There are two primary safety regulations at the field. Those are weapon muzzle energy, and eye protection. Full seal, ANSI Z87.1-rated eye protection is required. Non full-seal goggles are not allowed because bbs can sneak in from the sides, and shooting glasses (shooters) are not allowed because – aside from not being full seal – they are not always rated to a high enough ballistics rating to stop an airsoft bb.
Weapon muzzle energy is restricted to 1.85 Joules (J). Most airsoft players understand weapon energy limitations in terms of a velocity with a specific weight bb. This is really a layman’s way of creating an energy restriction in Joules. During morning prep, every player must chronograph their gun. They are given a few field-supplied 0.25g bbs to chrono with, so no one can cheat chrono. They must then shoot through the chrono three times, averaging below 400fps. For new players who do not know to use heavier bbs, this translates to 445fps w/.20s. Once chronoed, players may then use any weight bb for play, as it does not affect muzzle energy. (Note: It is a common misconception that velocity limits are imposed to limit velocity. They are there to limit energy. The actual velocity is irrelevant. It is the energy that a bb impacts with that matters).
A yearly sniper certification is offered for the few players who wish to act as dedicated snipers. Sniper certified players must demonstrate that they have the ability to accurately judge distance, among other things. With a sniper certification, a player is allowed to use a Ghillie suit and may increase their muzzle energy to 3.5J (550fps with .25s). Concequently, they are issued a 25 yard minimum-engagement distance (MED). This ensures the bb has slowed to a safe speed by the time it hits the target.
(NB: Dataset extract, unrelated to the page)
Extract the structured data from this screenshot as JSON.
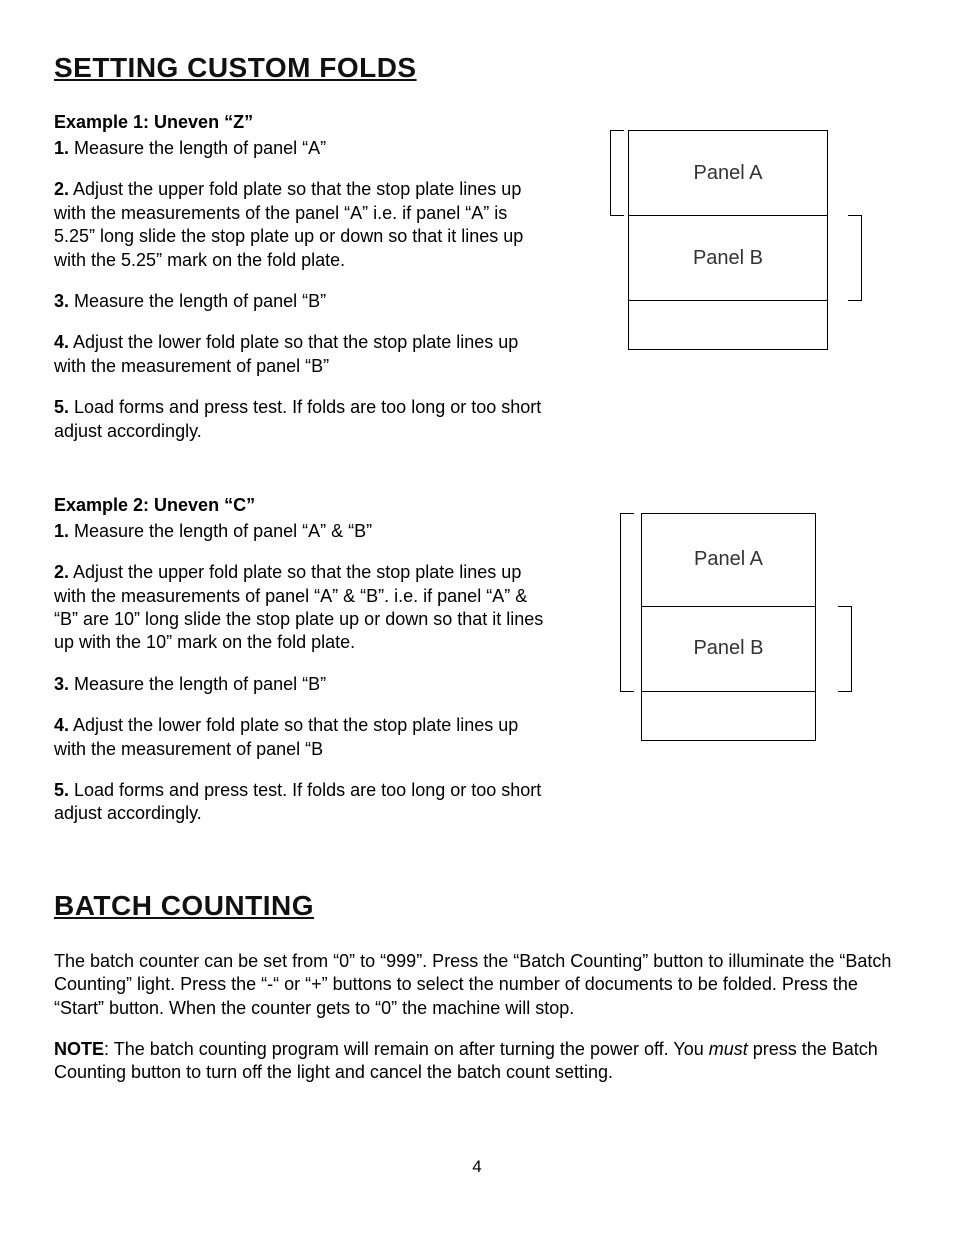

Sniper certifications are not handed out lightly and are only for the most serious players with the utmost understanding of safety.
An unenforced safety-kill rule exists at the field. This states that if a player has less than 10ft from their muzzle to an enemy player, they must offer a safety-kill, by yelling “safety kill.” The enemy player may then accept the safety kill to avoid being shot from so close, or may attempt to shoot the player. If the player sees the enemy player turning to shoot, they may fire one to two rounds to the enemy’s center mass. The reason the rule is unenforced is that there are sometime situations where it is not reasonable or practical to offer a safety kill. For example, if you enter a building and find three enemies, you can only safety kill one at a time. This would take too long and you would be shot. In this situation you would just shoot each enemy once, center mass.
Feel Good Farm is an excellent airsoft field for both newbie players and experienced airsoft veterans alike. It offers a large range of terrain to play on and offers game types that suit both players who want to complete objectives, and those who want lots of trigger time. The field is a safe place to get into the sport with a responsible and friendly atmosphere. It is not uncommon for players to leave their cars unlocked during a game, as they have no fear of theft. Injuries are extremely rare, save for the obvious bb welts. FGF is a great place to partake in the realistic gun-based combat that is airsoft without the pesky risk of getting hit with 2000 Joules of lead. Why go to war when you may get shot or play Call of Duty when you could have the perfect happy medium. Real combat without the blood, sweat, and tears. Well…less of it anyway.